I have been using Heroku for over a year now and have learned quite a bit along the way. I have a very simple Java web application for my work softball team, TAP Softball. It uses a Postgres database and contains basic information like the teams, schedule and standings. The database connection is configured using Spring and Hibernate, with the database URL and credentials hard coded right into the Spring context file. Using Eclipse and the Tomcat plugin I can deploy the web application locally to test changes prior to deploying to the server. I also have a local database I use for testing database changes before pushing to the live database. In the Spring context file I have a commented out localhost datasource defined, which I swap in when testing locally.
Yesterday, I received an email from Heroku that my database was going to be upgraded with the latest Postgres changes. A few minutes later an email confirmed the upgrade finished successfully. I had seen these messages before and thought nothing of it until this morning when I tried to use the site and got a big fat stack trace.
It didn’t take long to see the database URL and credentials had changed, which as you probably figured out was problematic since I had them hard coded. I quickly scrambled to fix the issue because I didn’t have access to my MacBook. The Dropbox deployment method didn’t work so I installed the Heroku Toolbelt and was able to update the database connection information. The site was back online, so I took a breather and then emailed support to find out what was going on.
Support promptly responded to my message and explained that if an upgrade doesn’t go perfectly the database will move to a different address and reset the credentials. He also said I should be loading my database connection information from the environment variables, so it will start up correctly should the database move again. I did a little searching and found Connecting to Relational Databases on Heroku with Java. After scrolling down I quickly found that I had to add a new Spring bean that would instantiate a Java URI using the DATABASE_URL environment variable. I also had to update my existing dataSource bean to get the host, port, path, username and password from the URI bean. I pushed the change up to Heroku and it worked.

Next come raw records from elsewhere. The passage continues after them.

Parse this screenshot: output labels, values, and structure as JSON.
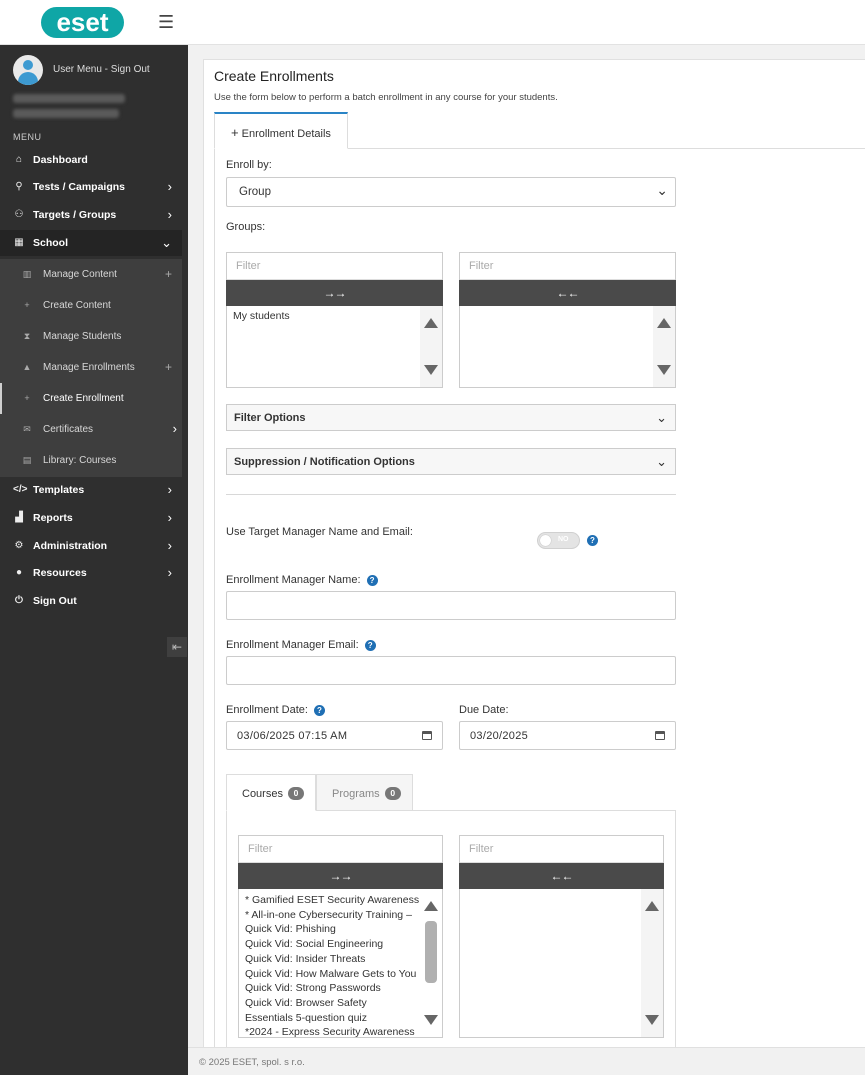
{
  "brand": {
    "logo_text": "eset"
  },
  "sidebar": {
    "user_menu": "User Menu -  Sign Out",
    "menu_heading": "MENU",
    "items": [
      {
        "label": "Dashboard",
        "icon": "home-icon"
      },
      {
        "label": "Tests / Campaigns",
        "icon": "phishing-icon"
      },
      {
        "label": "Targets / Groups",
        "icon": "users-icon"
      },
      {
        "label": "School",
        "icon": "school-icon"
      },
      {
        "label": "Templates",
        "icon": "code-icon"
      },
      {
        "label": "Reports",
        "icon": "chart-icon"
      },
      {
        "label": "Administration",
        "icon": "cogs-icon"
      },
      {
        "label": "Resources",
        "icon": "question-icon"
      },
      {
        "label": "Sign Out",
        "icon": "power-icon"
      }
    ],
    "school_sub": [
      {
        "label": "Manage Content"
      },
      {
        "label": "Create Content"
      },
      {
        "label": "Manage Students"
      },
      {
        "label": "Manage Enrollments"
      },
      {
        "label": "Create Enrollment"
      },
      {
        "label": "Certificates"
      },
      {
        "label": "Library: Courses"
      }
    ]
  },
  "page": {
    "title": "Create Enrollments",
    "subtitle": "Use the form below to perform a batch enrollment in any course for your students.",
    "tab": "Enrollment Details"
  },
  "form": {
    "enroll_by_label": "Enroll by:",
    "enroll_by_value": "Group",
    "groups_label": "Groups:",
    "filter_placeholder": "Filter",
    "move_right": "→→",
    "move_left": "←←",
    "groups_available": [
      "My students"
    ],
    "filter_options": "Filter Options",
    "suppression_options": "Suppression / Notification Options",
    "use_manager_label": "Use Target Manager Name and Email:",
    "toggle_text": "NO",
    "manager_name_label": "Enrollment Manager Name:",
    "manager_email_label": "Enrollment Manager Email:",
    "enrollment_date_label": "Enrollment Date:",
    "enrollment_date_value": "03/06/2025 07:15 AM",
    "due_date_label": "Due Date:",
    "due_date_value": "03/20/2025",
    "help_glyph": "?"
  },
  "subtabs": {
    "courses_label": "Courses",
    "courses_count": "0",
    "programs_label": "Programs",
    "programs_count": "0"
  },
  "courses_available": [
    "* Gamified ESET Security Awareness",
    "* All-in-one Cybersecurity Training –",
    "Quick Vid: Phishing",
    "Quick Vid: Social Engineering",
    "Quick Vid: Insider Threats",
    "Quick Vid: How Malware Gets to You",
    "Quick Vid: Strong Passwords",
    "Quick Vid: Browser Safety",
    "Essentials 5-question quiz",
    "*2024 - Express Security Awareness"
  ],
  "footer": {
    "text": "© 2025 ESET, spol. s r.o."
  },
  "colors": {
    "accent": "#0fa6a6",
    "sidebar": "#2f2f2f",
    "help": "#1f6fb4",
    "move_button": "#4a4a4a"
  }
}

My next challenge was to get my development environment working again, because now Tomcat was getting a null pointer exception when trying to generate the URI bean. After some trial and error I figured out that I needed to modify the run configuration for the Tomcat server in Eclipse to have a new entry in the Environment tab for the DATABASE_URL. The value to use came from my app’s database page on the Heroku site, in the last item called URL. Making this change and starting the server loaded the homepage, but when I attempted to load a page that used the database I received an error about SSL.
I remembered having problems connecting to the database originally, and to fix it I added

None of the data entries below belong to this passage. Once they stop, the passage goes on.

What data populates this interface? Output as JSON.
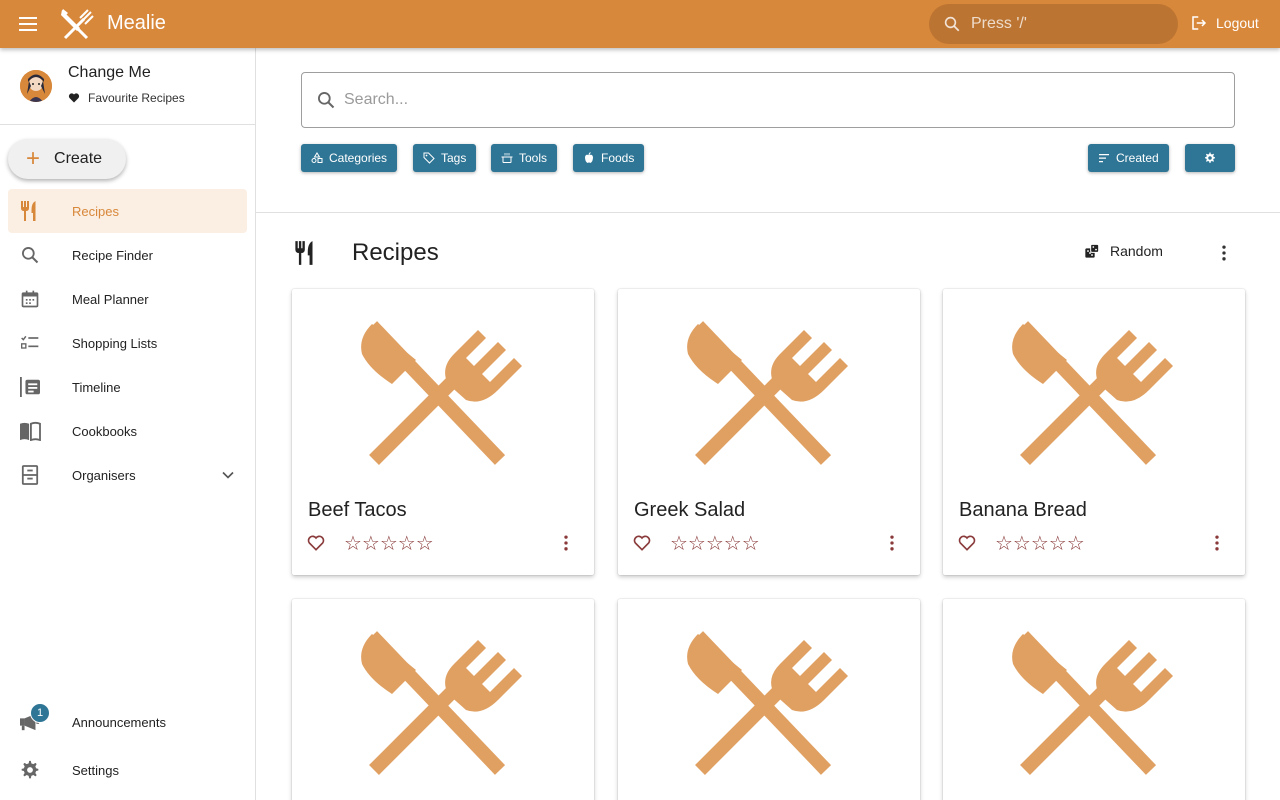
{
  "app": {
    "title": "Mealie",
    "search_placeholder": "Press '/'",
    "logout_label": "Logout"
  },
  "user": {
    "name": "Change Me",
    "favourites_label": "Favourite Recipes"
  },
  "sidebar": {
    "create_label": "Create",
    "items": [
      {
        "label": "Recipes",
        "icon": "fork-knife-icon",
        "active": true
      },
      {
        "label": "Recipe Finder",
        "icon": "search-icon"
      },
      {
        "label": "Meal Planner",
        "icon": "calendar-icon"
      },
      {
        "label": "Shopping Lists",
        "icon": "checklist-icon"
      },
      {
        "label": "Timeline",
        "icon": "timeline-icon"
      },
      {
        "label": "Cookbooks",
        "icon": "book-open-icon"
      },
      {
        "label": "Organisers",
        "icon": "cabinet-icon"
      }
    ],
    "bottom_items": [
      {
        "label": "Announcements",
        "icon": "megaphone-icon",
        "badge": "1"
      },
      {
        "label": "Settings",
        "icon": "gear-icon"
      }
    ]
  },
  "search": {
    "placeholder": "Search..."
  },
  "filters": {
    "categories": "Categories",
    "tags": "Tags",
    "tools": "Tools",
    "foods": "Foods",
    "sort": "Created"
  },
  "section": {
    "title": "Recipes",
    "random_label": "Random"
  },
  "recipes": [
    {
      "name": "Beef Tacos",
      "rating": 0
    },
    {
      "name": "Greek Salad",
      "rating": 0
    },
    {
      "name": "Banana Bread",
      "rating": 0
    },
    {
      "name": "",
      "rating": 0
    },
    {
      "name": "",
      "rating": 0
    },
    {
      "name": "",
      "rating": 0
    }
  ],
  "colors": {
    "primary": "#d8883a",
    "secondary": "#2f7595",
    "accent": "#8a3a3a",
    "placeholder_image": "#e0a062"
  }
}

?ssl=true&sslfactory=org.postgresql.ssl.NonValidatingFactory to the end of the path. Unfortunately just sticking that onto the end of my Run Configuration’s environment variable didn’t work. I also had to add
+ '?' + @dbUrl.getQuery() to the end of the url property in my datasource bean. In the URI the part after the question mark is called the query and by appending it to the end of the path it fixed my issue. I pushed the change up to the server and it still worked fine. The best part is now I can easily create separate run configurations for the remote and local databases rather than randomly updating one of my Spring configuration files.